Now, returning to New York as someone many would call the most admired arts administrator in America, Borda said she hopes to take advantage of her experience in L.A., which she called “the work of my life.”
“I want to now use my skills where I can really make a difference,” she said. “If we can turn around the ship in New York, that’s good for the whole orchestra business.”
Beyond noting an immediate chemistry with Van Zweden, who was guest conductor of the L.A. Phil last weekend, and the fact that the move east put her 2,500 miles closer to her partner, Coralie Toevs, the Metropolitan Opera’s chief development officer, Borda said that she is hardly ready to formulate plans for New York. The decision to leave L.A., which she called the hardest in her life, is too fresh.
She mulled over the prospect in Berlin where she went for the March 4 opening of the Pierre Boulez Saal, a concert hall designed by architect Frank Gehry and acoustician Yasuhisa Toyota, who were responsible for Disney Hall. Boulez hall represents the optimistic vision of Daniel Barenboim’s Barenboim-Said Akademie, where young Israeli and Arab musicians study and perform together. The opening proved a gathering of the innovative and idealist wing of the classical music world, and conversation turned to new possibilities.
Returning to L.A. and hearing Van Zweden with the L.A. Phil, Borda decided that she can, and will, make a difference. “In the end,” she says, “I’m an optimist, and optimists get things done.”
That leaves the L.A. Phil to find another rare orchestral optimist, one who can usher the organization into its second century. Borda said that the L.A. Phil’s centennial 2018-19 season is mostly planned. Dudamel’s contract runs until 2022.

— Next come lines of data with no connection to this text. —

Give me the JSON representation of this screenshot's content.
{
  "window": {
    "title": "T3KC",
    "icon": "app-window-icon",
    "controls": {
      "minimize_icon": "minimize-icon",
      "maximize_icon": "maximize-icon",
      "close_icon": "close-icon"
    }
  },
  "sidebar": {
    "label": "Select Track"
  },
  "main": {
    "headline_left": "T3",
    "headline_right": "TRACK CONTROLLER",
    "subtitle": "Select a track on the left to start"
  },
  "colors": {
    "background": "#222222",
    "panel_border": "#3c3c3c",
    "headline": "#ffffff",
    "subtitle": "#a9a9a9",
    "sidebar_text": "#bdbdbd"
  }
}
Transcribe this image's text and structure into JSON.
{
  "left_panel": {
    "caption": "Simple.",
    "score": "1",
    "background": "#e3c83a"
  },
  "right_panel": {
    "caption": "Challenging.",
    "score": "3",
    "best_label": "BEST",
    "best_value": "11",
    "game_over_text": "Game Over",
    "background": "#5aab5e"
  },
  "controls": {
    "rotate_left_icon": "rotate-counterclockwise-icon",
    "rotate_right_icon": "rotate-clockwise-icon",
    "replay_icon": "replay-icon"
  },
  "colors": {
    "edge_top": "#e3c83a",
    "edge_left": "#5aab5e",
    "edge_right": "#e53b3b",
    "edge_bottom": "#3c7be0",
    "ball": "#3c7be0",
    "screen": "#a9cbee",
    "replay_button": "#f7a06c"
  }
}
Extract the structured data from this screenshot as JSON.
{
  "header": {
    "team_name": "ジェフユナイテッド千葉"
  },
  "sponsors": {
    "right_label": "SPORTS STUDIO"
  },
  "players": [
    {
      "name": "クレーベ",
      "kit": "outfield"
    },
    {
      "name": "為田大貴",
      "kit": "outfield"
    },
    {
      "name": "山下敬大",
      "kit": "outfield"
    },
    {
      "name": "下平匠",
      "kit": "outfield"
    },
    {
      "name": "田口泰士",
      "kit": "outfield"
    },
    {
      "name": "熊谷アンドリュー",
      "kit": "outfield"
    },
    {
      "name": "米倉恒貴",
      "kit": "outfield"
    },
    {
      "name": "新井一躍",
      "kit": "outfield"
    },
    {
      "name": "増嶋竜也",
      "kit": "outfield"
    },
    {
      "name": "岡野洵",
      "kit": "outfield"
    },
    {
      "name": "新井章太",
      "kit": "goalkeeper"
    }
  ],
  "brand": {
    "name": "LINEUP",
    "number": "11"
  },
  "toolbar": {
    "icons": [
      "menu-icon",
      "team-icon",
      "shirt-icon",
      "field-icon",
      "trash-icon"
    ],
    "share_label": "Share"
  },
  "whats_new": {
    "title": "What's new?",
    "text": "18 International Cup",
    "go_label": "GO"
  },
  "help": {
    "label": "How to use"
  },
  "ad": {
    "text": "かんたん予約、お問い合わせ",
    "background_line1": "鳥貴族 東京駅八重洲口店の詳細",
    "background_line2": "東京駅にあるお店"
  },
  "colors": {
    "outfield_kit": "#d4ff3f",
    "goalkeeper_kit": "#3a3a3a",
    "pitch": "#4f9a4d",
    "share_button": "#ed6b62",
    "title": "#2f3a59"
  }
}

The L.A. Phil has not yet said how it plans to replace Borda. The San Francisco Symphony and the National Symphony of Washington, D.C., are also looking for executive directors, but the L.A. Phil has become the plum job.
It's a date
Get our L.A. Goes Out newsletter, with the week's best events, to help you explore and experience our city.
You may occasionally receive promotional content from the Los Angeles Times.